The Rail Accident Investigation Branch said "a catastrophic sequence of events" might have been averted because the driver managed to transmit an emergency radio message which alerted the on-coming train and allowed it to slow down.
The report said a London-bound passenger train operated by London Midland struck a landslip at the entrance to Watford slow lines tunnel.
The leading coach of the 8-car train was derailed and it came to a halt in the tunnel about 28 seconds later with the leading coach partly obstructing the opposite track.
About nine seconds later, the derailed train was struck by a passenger train travelling in the opposite direction.
The emergency radio warning meant the driver of the second train had applied the brake reducing the speed of impact.
Both trains were damaged, but there were no serious injuries to passengers or crew.
The crash investigation report said had the first train been derailed only a short distance further to the right the consequences would have been much more severe.
The landslip occurred during a period of exceptionally wet weather.
Water from adjacent land flowed into the cutting close to the tunnel portal and caused soil and rock to wash onto the track.
The site had not been identified by Network Rail as being at risk of a flooding-induced landslip.
Such a landslip had occurred at the same location in 1940, also causing a derailment.
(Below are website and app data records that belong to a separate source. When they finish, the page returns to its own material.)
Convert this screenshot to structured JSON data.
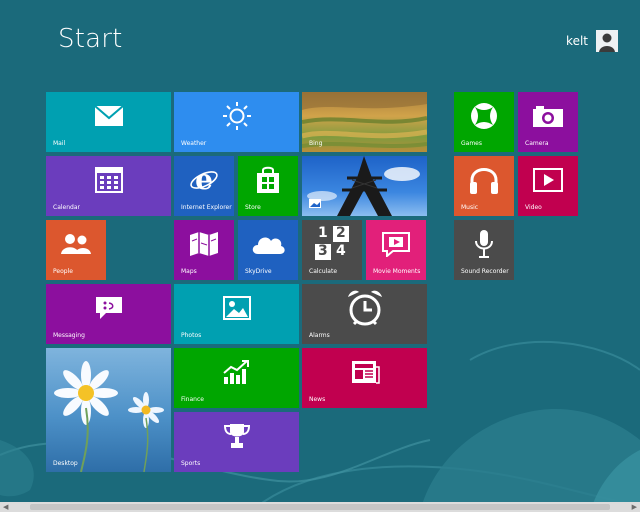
{
  "screen": {
    "title": "Start",
    "user_name": "kelt"
  },
  "tiles": {
    "mail": {
      "label": "Mail"
    },
    "weather": {
      "label": "Weather"
    },
    "bing": {
      "label": "Bing"
    },
    "calendar": {
      "label": "Calendar"
    },
    "internet_explorer": {
      "label": "Internet Explorer"
    },
    "store": {
      "label": "Store"
    },
    "people": {
      "label": "People"
    },
    "maps": {
      "label": "Maps"
    },
    "skydrive": {
      "label": "SkyDrive"
    },
    "calculate": {
      "label": "Calculate"
    },
    "movie_moments": {
      "label": "Movie Moments"
    },
    "messaging": {
      "label": "Messaging"
    },
    "photos": {
      "label": "Photos"
    },
    "alarms": {
      "label": "Alarms"
    },
    "desktop": {
      "label": "Desktop"
    },
    "finance": {
      "label": "Finance"
    },
    "news": {
      "label": "News"
    },
    "sports": {
      "label": "Sports"
    },
    "games": {
      "label": "Games"
    },
    "camera": {
      "label": "Camera"
    },
    "music": {
      "label": "Music"
    },
    "video": {
      "label": "Video"
    },
    "sound_recorder": {
      "label": "Sound Recorder"
    }
  },
  "calculator_digits": {
    "d1": "1",
    "d2": "2",
    "d3": "3",
    "d4": "4"
  },
  "colors": {
    "background": "#1b6a7b",
    "teal": "#00a0b1",
    "blue": "#2e8def",
    "purple": "#8c26a8",
    "violet": "#6b3dbd",
    "green": "#00a600",
    "orange": "#dc572e",
    "crimson": "#c1004f",
    "gray": "#4b4b4b",
    "magenta": "#e2207a",
    "dark_blue": "#1f61c0"
  }
}
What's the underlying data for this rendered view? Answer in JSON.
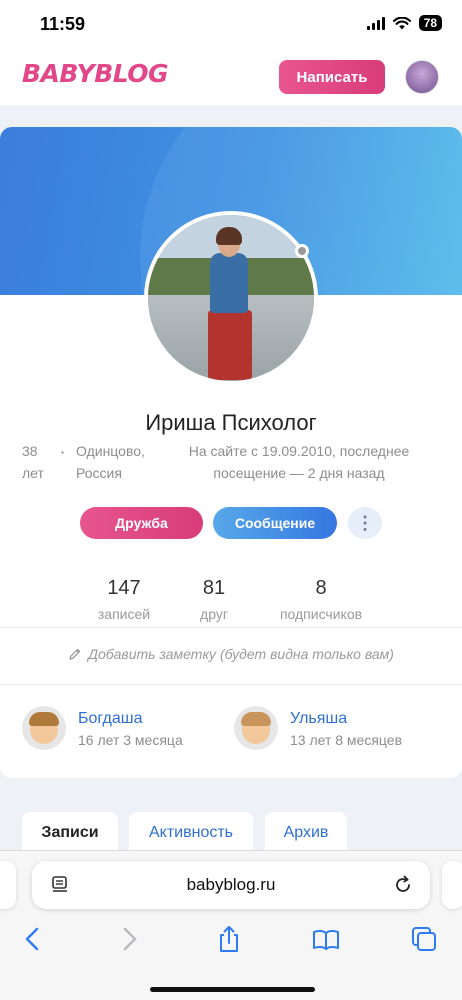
{
  "status_bar": {
    "time": "11:59",
    "battery": "78"
  },
  "header": {
    "logo": "BABYBLOG",
    "write_label": "Написать"
  },
  "profile": {
    "name": "Ириша Психолог",
    "age": "38 лет",
    "city": "Одинцово, Россия",
    "since": "На сайте с 19.09.2010, последнее посещение — 2 дня назад",
    "friend_label": "Дружба",
    "message_label": "Сообщение",
    "more_label": "⋮"
  },
  "stats": [
    {
      "value": "147",
      "label": "записей"
    },
    {
      "value": "81",
      "label": "друг"
    },
    {
      "value": "8",
      "label": "подписчиков"
    }
  ],
  "note": "Добавить заметку (будет видна только вам)",
  "children": [
    {
      "name": "Богдаша",
      "age": "16 лет 3 месяца"
    },
    {
      "name": "Ульяша",
      "age": "13 лет 8 месяцев"
    }
  ],
  "tabs": [
    {
      "label": "Записи",
      "active": true
    },
    {
      "label": "Активность",
      "active": false
    },
    {
      "label": "Архив",
      "active": false
    }
  ],
  "browser": {
    "url": "babyblog.ru"
  },
  "colors": {
    "brand_pink": "#e2478a",
    "link_blue": "#2f6fd0",
    "cover_blue": "#3b7ddb"
  }
}
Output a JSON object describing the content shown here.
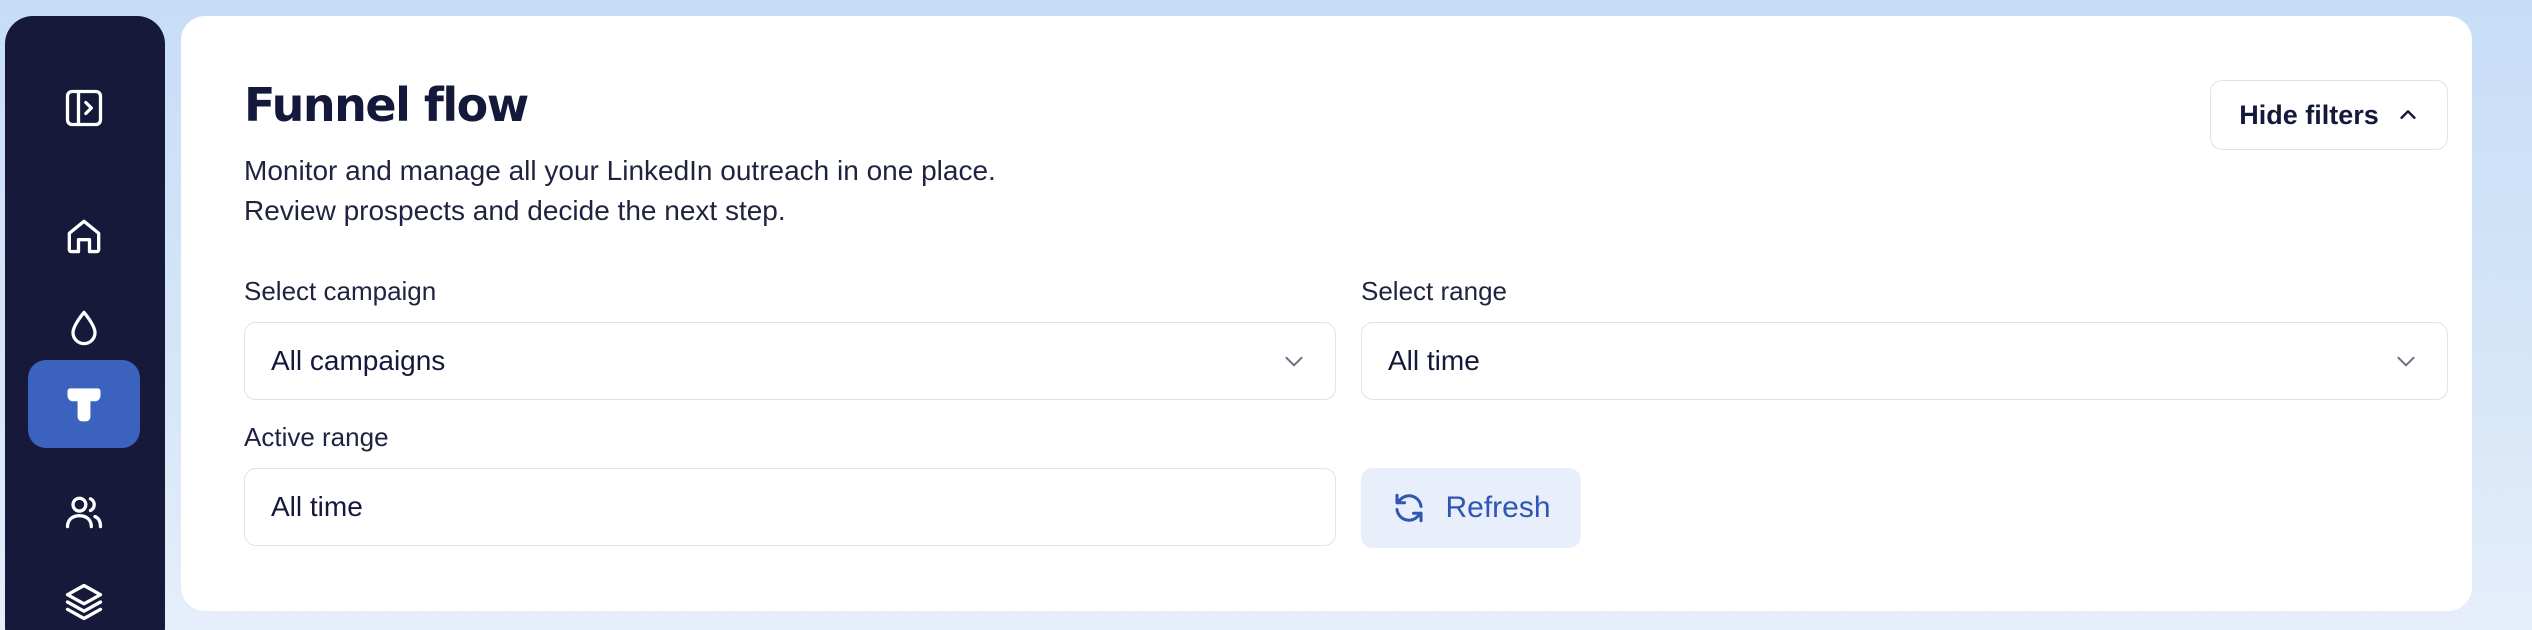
{
  "sidebar": {
    "items": [
      {
        "id": "toggle",
        "icon": "sidebar-toggle-icon",
        "active": false
      },
      {
        "id": "home",
        "icon": "home-icon",
        "active": false
      },
      {
        "id": "drop",
        "icon": "droplet-icon",
        "active": false
      },
      {
        "id": "funnel",
        "icon": "funnel-icon",
        "active": true
      },
      {
        "id": "users",
        "icon": "users-icon",
        "active": false
      },
      {
        "id": "layers",
        "icon": "layers-icon",
        "active": false
      }
    ]
  },
  "header": {
    "title": "Funnel flow",
    "subtitle_line1": "Monitor and manage all your LinkedIn outreach in one place.",
    "subtitle_line2": "Review prospects and decide the next step.",
    "hide_filters_label": "Hide filters"
  },
  "filters": {
    "campaign_label": "Select campaign",
    "campaign_value": "All campaigns",
    "range_label": "Select range",
    "range_value": "All time",
    "active_range_label": "Active range",
    "active_range_value": "All time",
    "refresh_label": "Refresh"
  },
  "colors": {
    "sidebar_bg": "#16193a",
    "accent": "#3b63bd",
    "refresh_bg": "#e9eefb",
    "refresh_text": "#2f56b3"
  }
}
The crash report said rail staff on board the trained reacted well during the incidents.
The Rail Accident Investigation Branch made six recommendations in its report into the crash including four addressed to Network Rail relating to the improvement of drainage, improvement in the identification of locations vulnerable to washout, access by the emergency services, and to expedite a project intended to identify all drainage assets.